**Exercise objective**
Which lines below hold the word "process"? Copy all of them.

**Entries shown**
◆ ◆ ◆ ◆

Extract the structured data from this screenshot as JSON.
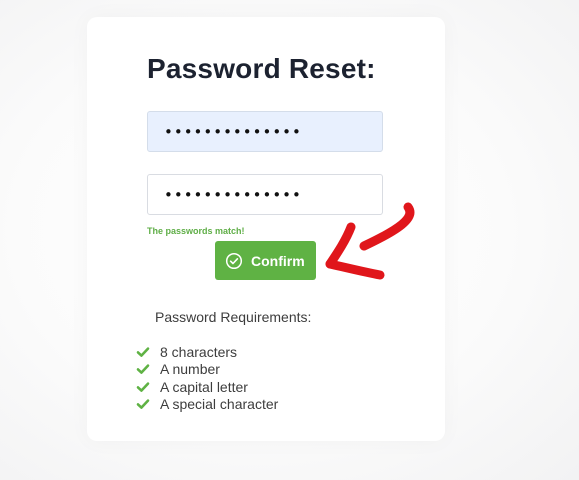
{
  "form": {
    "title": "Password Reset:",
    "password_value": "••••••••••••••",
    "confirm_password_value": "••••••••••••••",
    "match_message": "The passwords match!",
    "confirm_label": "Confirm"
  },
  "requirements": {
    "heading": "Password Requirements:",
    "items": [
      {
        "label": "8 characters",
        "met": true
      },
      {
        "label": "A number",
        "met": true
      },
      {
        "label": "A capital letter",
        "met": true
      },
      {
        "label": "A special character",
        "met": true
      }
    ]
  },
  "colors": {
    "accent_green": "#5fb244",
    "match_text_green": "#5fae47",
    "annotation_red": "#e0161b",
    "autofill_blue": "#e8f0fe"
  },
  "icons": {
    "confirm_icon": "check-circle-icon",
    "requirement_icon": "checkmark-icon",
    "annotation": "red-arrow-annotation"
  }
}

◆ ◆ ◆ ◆

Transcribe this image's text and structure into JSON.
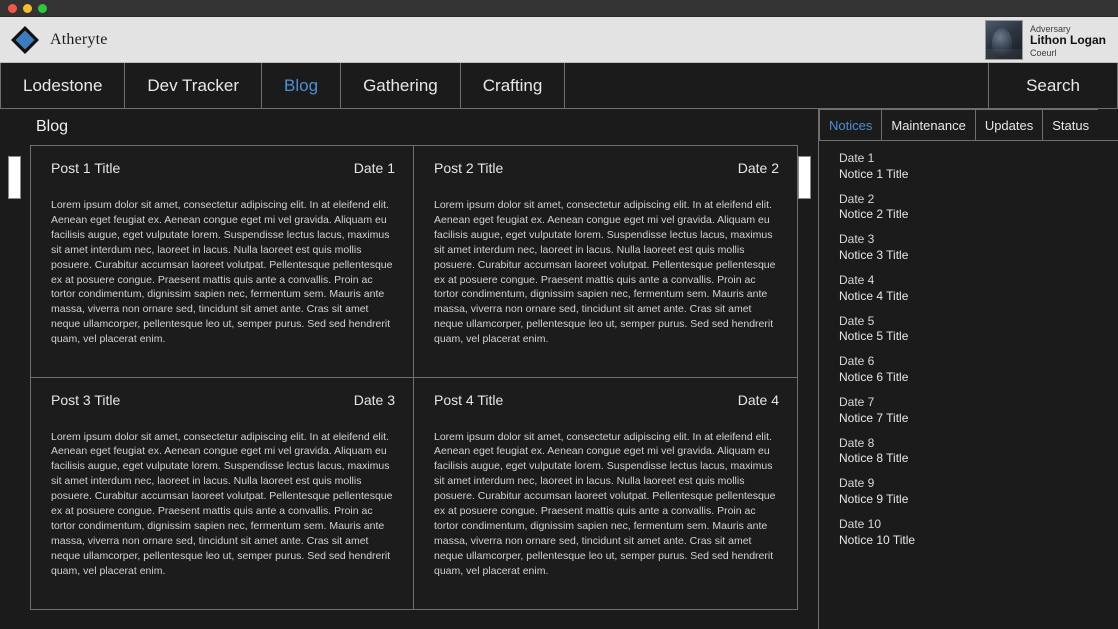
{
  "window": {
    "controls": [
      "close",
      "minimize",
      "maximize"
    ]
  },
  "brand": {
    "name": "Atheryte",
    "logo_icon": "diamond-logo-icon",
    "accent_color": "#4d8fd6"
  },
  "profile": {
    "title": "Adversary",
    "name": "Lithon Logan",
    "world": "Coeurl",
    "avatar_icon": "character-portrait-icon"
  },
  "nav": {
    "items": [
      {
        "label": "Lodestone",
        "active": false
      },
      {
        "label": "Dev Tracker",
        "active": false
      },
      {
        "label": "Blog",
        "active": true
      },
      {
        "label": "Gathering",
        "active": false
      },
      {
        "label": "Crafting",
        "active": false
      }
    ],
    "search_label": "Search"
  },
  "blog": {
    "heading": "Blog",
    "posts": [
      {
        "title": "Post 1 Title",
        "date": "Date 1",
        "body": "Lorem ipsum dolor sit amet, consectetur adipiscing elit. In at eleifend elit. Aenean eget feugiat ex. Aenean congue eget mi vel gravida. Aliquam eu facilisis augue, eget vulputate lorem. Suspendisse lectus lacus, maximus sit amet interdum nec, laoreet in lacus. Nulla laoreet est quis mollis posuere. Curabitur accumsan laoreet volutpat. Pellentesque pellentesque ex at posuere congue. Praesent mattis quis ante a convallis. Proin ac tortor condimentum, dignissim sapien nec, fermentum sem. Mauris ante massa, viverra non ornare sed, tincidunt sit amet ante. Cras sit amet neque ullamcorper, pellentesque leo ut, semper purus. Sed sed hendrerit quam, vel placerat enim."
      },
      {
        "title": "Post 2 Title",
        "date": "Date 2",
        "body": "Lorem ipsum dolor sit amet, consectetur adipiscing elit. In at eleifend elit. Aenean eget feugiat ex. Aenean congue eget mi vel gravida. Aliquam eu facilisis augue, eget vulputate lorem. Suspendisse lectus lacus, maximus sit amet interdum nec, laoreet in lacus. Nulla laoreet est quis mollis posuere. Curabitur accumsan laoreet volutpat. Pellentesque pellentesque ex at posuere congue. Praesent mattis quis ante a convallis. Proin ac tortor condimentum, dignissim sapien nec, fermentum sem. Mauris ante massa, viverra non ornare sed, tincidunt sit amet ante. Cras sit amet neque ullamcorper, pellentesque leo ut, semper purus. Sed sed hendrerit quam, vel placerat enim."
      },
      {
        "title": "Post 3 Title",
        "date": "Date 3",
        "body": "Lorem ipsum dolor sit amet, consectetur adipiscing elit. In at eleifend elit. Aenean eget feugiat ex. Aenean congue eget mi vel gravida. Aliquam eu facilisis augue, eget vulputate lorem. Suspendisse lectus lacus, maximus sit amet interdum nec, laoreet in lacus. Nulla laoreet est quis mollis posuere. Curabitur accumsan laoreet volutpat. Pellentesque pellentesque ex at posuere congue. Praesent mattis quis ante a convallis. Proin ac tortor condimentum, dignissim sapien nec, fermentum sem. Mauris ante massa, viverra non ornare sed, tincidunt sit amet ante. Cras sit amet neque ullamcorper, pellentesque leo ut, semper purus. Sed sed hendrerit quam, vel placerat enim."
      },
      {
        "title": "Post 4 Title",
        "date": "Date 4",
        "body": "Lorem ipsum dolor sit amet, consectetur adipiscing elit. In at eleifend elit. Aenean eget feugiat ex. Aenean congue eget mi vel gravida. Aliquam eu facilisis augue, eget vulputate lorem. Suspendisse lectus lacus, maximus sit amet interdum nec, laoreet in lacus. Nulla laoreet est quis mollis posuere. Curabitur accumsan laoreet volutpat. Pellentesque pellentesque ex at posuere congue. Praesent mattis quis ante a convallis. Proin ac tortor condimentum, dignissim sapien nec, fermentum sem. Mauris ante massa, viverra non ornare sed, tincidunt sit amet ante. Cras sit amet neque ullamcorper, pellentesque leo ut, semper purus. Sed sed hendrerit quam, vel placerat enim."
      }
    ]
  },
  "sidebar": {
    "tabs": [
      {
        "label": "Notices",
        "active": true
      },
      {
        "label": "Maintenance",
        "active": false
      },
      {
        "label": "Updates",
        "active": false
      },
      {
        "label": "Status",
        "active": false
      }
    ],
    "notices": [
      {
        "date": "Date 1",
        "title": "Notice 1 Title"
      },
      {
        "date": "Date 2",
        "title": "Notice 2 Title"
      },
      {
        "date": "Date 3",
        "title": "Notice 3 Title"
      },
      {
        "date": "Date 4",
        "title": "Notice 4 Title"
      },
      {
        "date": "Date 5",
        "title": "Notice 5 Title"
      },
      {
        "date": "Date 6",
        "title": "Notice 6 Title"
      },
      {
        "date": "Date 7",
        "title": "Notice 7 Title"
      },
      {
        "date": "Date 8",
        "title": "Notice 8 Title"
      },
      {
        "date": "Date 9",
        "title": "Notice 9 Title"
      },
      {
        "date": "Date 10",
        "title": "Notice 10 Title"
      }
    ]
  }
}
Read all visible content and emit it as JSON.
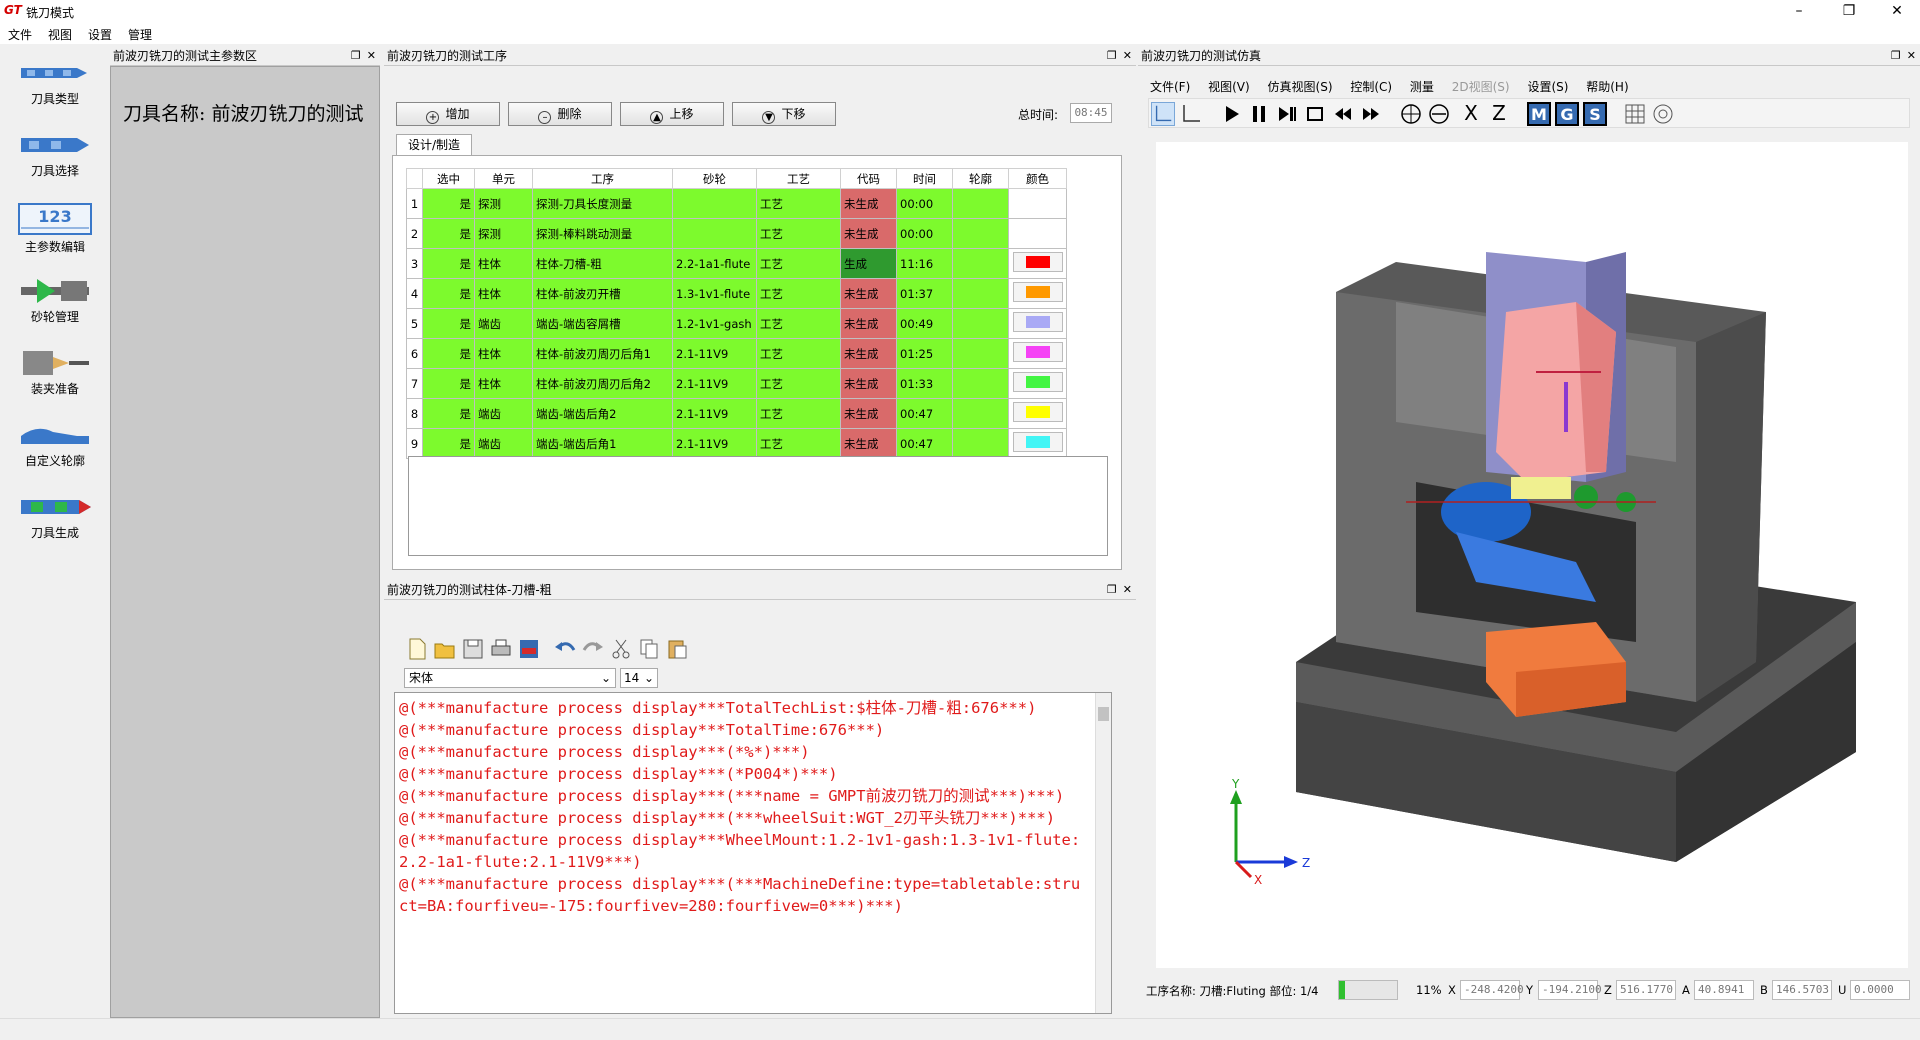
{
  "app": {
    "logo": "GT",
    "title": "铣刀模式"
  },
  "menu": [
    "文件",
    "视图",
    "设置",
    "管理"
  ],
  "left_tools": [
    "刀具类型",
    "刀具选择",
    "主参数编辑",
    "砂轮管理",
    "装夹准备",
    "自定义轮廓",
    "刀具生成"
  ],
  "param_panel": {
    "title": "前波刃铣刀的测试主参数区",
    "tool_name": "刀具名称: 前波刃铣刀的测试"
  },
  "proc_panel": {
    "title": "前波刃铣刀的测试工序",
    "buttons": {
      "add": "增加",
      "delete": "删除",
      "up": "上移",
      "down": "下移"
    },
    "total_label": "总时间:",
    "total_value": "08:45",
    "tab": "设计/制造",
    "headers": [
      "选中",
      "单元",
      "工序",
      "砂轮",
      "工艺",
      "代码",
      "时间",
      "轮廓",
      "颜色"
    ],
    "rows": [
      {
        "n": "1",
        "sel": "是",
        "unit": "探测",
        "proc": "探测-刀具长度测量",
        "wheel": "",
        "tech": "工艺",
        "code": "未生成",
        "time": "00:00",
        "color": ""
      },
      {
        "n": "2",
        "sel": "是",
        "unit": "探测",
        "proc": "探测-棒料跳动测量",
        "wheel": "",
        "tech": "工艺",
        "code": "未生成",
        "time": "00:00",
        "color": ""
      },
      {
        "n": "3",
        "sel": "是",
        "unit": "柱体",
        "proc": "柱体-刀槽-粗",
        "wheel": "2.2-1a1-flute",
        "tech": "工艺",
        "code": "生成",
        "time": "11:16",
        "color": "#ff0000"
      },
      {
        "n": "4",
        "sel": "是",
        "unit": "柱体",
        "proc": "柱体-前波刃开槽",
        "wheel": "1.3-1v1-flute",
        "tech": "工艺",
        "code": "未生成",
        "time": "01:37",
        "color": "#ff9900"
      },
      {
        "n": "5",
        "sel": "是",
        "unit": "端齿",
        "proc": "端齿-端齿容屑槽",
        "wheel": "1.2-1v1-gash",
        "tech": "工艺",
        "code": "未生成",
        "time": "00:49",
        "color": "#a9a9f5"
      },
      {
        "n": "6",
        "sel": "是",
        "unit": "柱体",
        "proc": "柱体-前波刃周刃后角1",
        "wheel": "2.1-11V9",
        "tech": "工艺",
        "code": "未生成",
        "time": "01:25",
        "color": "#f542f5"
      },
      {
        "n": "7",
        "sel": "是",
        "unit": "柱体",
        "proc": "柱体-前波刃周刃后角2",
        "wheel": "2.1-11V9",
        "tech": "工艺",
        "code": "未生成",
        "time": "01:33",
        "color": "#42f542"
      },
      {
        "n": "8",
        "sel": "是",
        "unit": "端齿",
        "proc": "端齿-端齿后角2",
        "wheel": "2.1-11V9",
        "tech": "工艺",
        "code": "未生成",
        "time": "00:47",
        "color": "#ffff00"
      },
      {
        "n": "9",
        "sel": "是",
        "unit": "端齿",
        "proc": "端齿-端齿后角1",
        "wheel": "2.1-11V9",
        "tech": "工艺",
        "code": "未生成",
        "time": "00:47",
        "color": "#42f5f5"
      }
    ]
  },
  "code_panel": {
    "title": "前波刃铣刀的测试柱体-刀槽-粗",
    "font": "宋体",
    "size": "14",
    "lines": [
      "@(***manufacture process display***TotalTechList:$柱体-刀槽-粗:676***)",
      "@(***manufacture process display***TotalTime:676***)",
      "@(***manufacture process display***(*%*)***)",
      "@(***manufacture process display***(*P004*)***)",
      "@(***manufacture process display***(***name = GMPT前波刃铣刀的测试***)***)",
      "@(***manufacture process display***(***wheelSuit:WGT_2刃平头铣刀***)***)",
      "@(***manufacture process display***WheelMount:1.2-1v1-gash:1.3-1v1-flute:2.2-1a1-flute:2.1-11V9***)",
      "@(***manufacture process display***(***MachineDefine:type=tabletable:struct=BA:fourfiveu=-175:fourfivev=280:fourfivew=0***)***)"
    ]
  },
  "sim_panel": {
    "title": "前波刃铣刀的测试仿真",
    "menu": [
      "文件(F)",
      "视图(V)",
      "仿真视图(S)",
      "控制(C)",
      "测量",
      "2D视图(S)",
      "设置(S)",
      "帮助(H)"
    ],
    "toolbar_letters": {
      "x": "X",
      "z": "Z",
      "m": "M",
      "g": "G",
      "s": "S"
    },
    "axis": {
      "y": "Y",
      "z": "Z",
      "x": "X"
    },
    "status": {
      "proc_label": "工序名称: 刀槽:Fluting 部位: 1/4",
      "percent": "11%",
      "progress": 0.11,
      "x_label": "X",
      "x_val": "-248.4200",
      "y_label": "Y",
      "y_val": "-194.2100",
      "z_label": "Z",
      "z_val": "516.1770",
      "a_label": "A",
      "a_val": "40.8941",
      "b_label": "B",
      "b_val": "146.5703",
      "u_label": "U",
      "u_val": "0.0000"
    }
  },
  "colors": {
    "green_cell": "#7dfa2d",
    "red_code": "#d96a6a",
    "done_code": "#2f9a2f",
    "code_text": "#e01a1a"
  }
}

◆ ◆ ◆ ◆

**Your response**
      "@(***manufacture process display***TotalTechList:$柱体-刀槽-粗:676***)",
      "@(***manufacture process display***TotalTime:676***)",
      "@(***manufacture process display***(*%*)***)",
      "@(***manufacture process display***(*P004*)***)",
      "@(***manufacture process display***(***name = GMPT前波刃铣刀的测试***)***)",
      "@(***manufacture process display***(***wheelSuit:WGT_2刃平头铣刀***)***)",
      "@(***manufacture process display***WheelMount:1.2-1v1-gash:1.3-1v1-flute:2.2-1a1-flute:2.1-11V9***)",
      "@(***manufacture process display***(***MachineDefine:type=tabletable:struct=BA:fourfiveu=-175:fourfivev=280:fourfivew=0***)***)"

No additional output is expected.